1. Financials have no real earnings right now. That’s right. I will invite you to read this article by Thomas Tan: How Much of the Banks’ Earnings are Real? . This is an excellent summary of the falsity of financials purported earnings. This article discusses: current mortgage refinancing, loss write-down postponement, accounting loopholes, etc.
2. Stress Tests were NOT good news. No matter how it was spun, read past the subterfuge. The banks are not adequately capitalized. And the problem is even more dire than test would suggest (as the tests were designed by the same financial institutions and economists that failed to see the current financial / mortgage meltdown). There is so much money tied into these long term CDS that have no (absolutely zero) possibility of ever being worth what was paid, even after the current round of write downs. When the next panic occurs, and it will, we will see a huge round of financial institution bankruptcies. The problem, of course, is maturity transformation.

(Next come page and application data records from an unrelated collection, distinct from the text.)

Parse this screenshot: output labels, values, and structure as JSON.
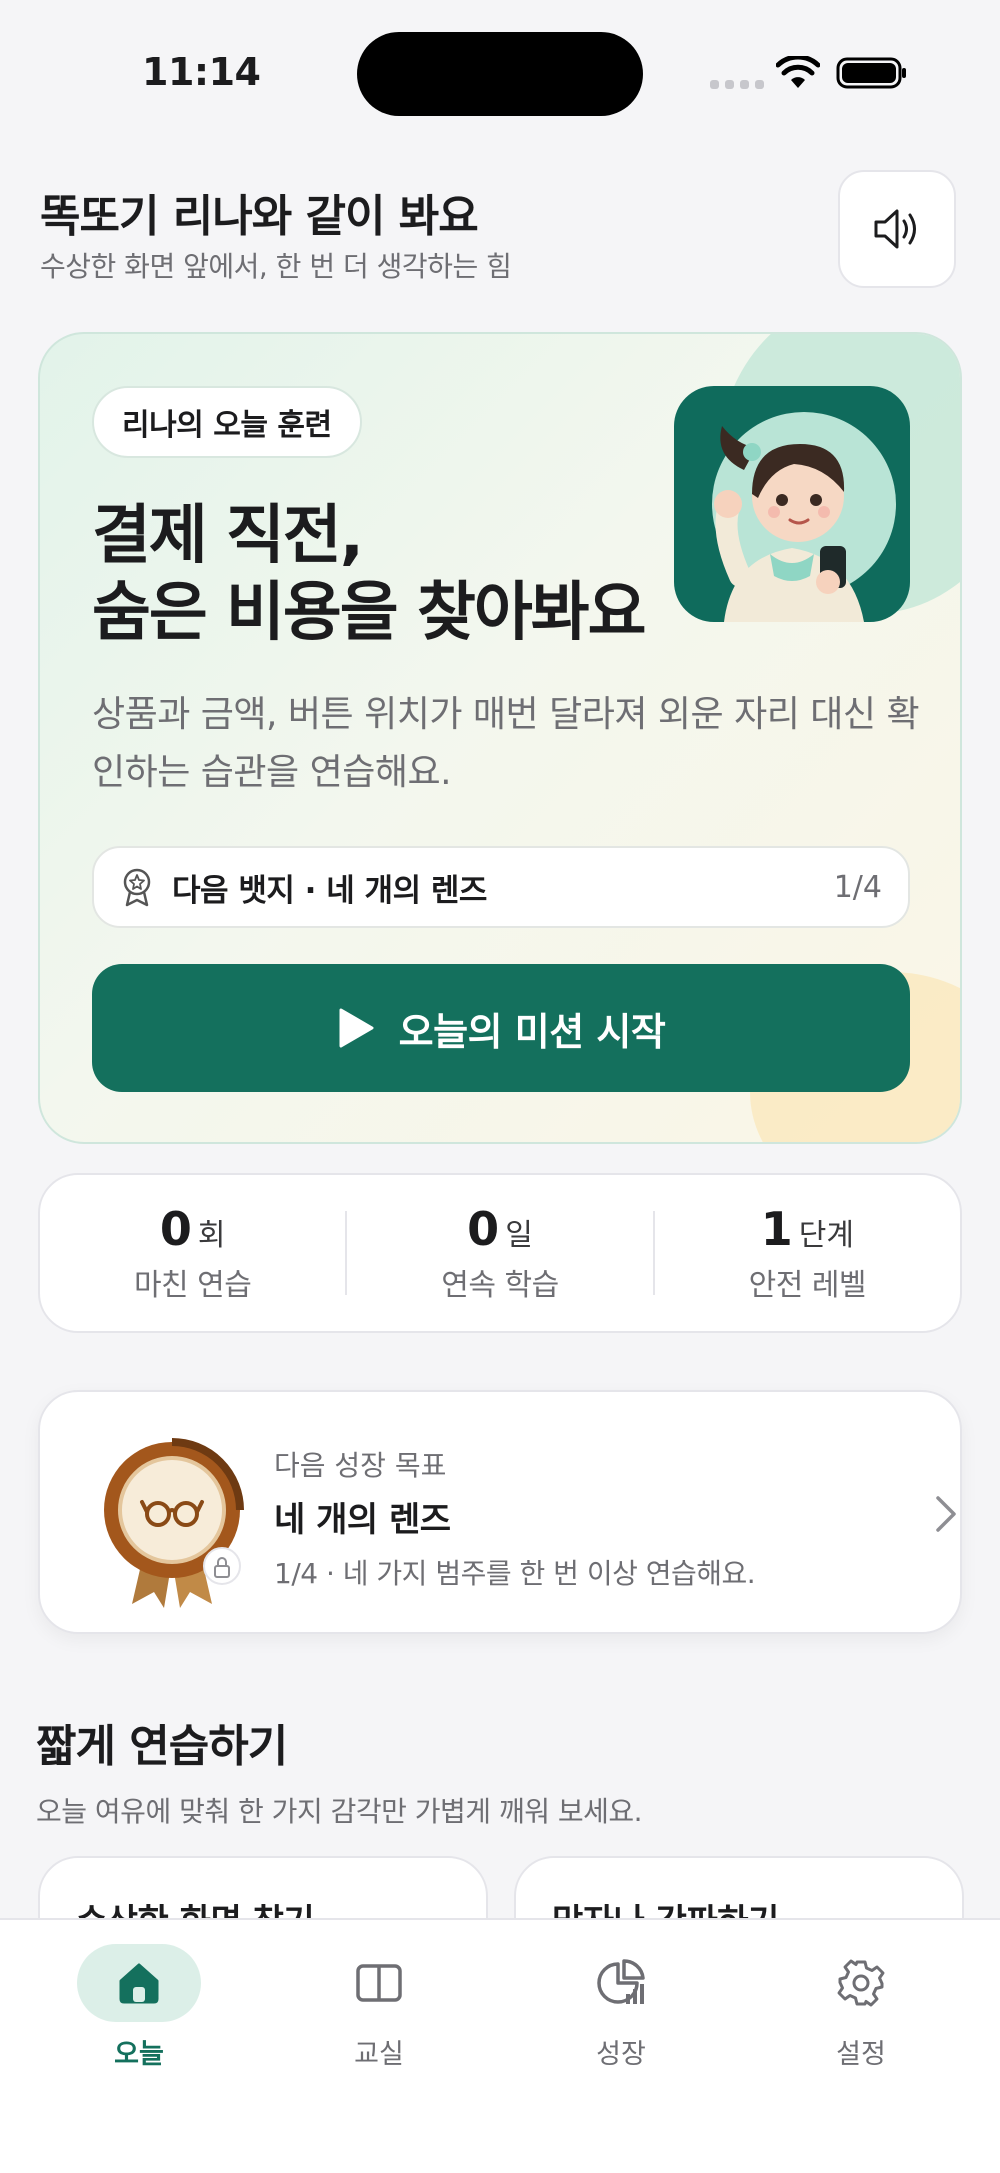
{
  "status_bar": {
    "time": "11:14"
  },
  "header": {
    "title": "똑또기 리나와 같이 봐요",
    "subtitle": "수상한 화면 앞에서, 한 번 더 생각하는 힘"
  },
  "hero": {
    "tag": "리나의 오늘 훈련",
    "title_line1": "결제 직전,",
    "title_line2": "숨은 비용을 찾아봐요",
    "description": "상품과 금액, 버튼 위치가 매번 달라져 외운 자리 대신 확인하는 습관을 연습해요.",
    "badge_label": "다음 뱃지 · 네 개의 렌즈",
    "badge_progress": "1/4",
    "cta_label": "오늘의 미션 시작"
  },
  "stats": [
    {
      "value": "0",
      "unit": "회",
      "label": "마친 연습"
    },
    {
      "value": "0",
      "unit": "일",
      "label": "연속 학습"
    },
    {
      "value": "1",
      "unit": "단계",
      "label": "안전 레벨"
    }
  ],
  "goal": {
    "kicker": "다음 성장 목표",
    "title": "네 개의 렌즈",
    "description": "1/4 · 네 가지 범주를 한 번 이상 연습해요."
  },
  "practice": {
    "title": "짧게 연습하기",
    "subtitle": "오늘 여유에 맞춰 한 가지 감각만 가볍게 깨워 보세요.",
    "cards": [
      {
        "title": "수상한 화면 찾기"
      },
      {
        "title": "망자나 간파하기"
      }
    ]
  },
  "tabs": [
    {
      "label": "오늘",
      "icon": "home-icon",
      "active": true
    },
    {
      "label": "교실",
      "icon": "book-icon",
      "active": false
    },
    {
      "label": "성장",
      "icon": "growth-chart-icon",
      "active": false
    },
    {
      "label": "설정",
      "icon": "gear-icon",
      "active": false
    }
  ],
  "colors": {
    "accent": "#14705d",
    "background": "#f5f5f7",
    "hero_gradient_start": "#e2f3ea",
    "hero_gradient_end": "#fbf6e6"
  }
}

3. Most of the banks are making huge share offerings at significantly lower prices than current market prices. Whaaaaaa…. ????. Why would that be? (Other than the fact that they are not worth current prices) GMX and outoffocus have a great discussion here about this: The Market Is About To Plunge (Day 9, Vol.8)
This last one (financials) more than anything causes me to call BS on this rally. This is because financials have been leading the whole charge. Financials stink, they are the cancer of the entire economy. And the “fixes” to financials discussed above are a joke. So when I see XLF or the Philly Banking Index up OVER 100% off the bottom in less than 2 months, I laugh. It is too ridiculous.
Real bottoming will be lead by new industry and manufacturing. We will see lowering unemployment. We will need to see a cleaning out of financials (many bankrupt from accepting the true consequences of bad derivatives / mortgage bets). And what are the chances of this happening in the next year? Almost zero.
This rally is literally just a technical correction. The market on weekly and monthly terms (see below) were so extremely oversold. But this rally is not based on fundamentals. And the move the last 3 weeks looks like gambling euphoria: Worst is over! Bottom is in! Buy before its too late! …. ????? Seriously? No sir, I’m not buying it. Euphoric sugar highs from eating too much cotton candy (what the so-called “fundamentals” the bulls are pointing to right now) lead to really nasty and cranky crashes later on.
However I do foresee a stronger rally within the next year based on increasing fundamentals, but ultimately just a larger bear market rally. What I think needs to (and will) happen now is a pullback to shake out the unhealthy (weak-handed) bulls. I think this will set the stage for a much longer and stronger rally. Ultimately my belief is that the next rally after the pullback for the next 1-2 months is just another bear market rally. However I think the fundamentals will (slightly) improve for a time. And I think the rally will be (slightly) more fundamentally and technically sound, or more specifically: the fundamentals won’t stink quite as bad as they do right now. But at the end of the day it is just another bear market rally.
.... continued in the Comments section ....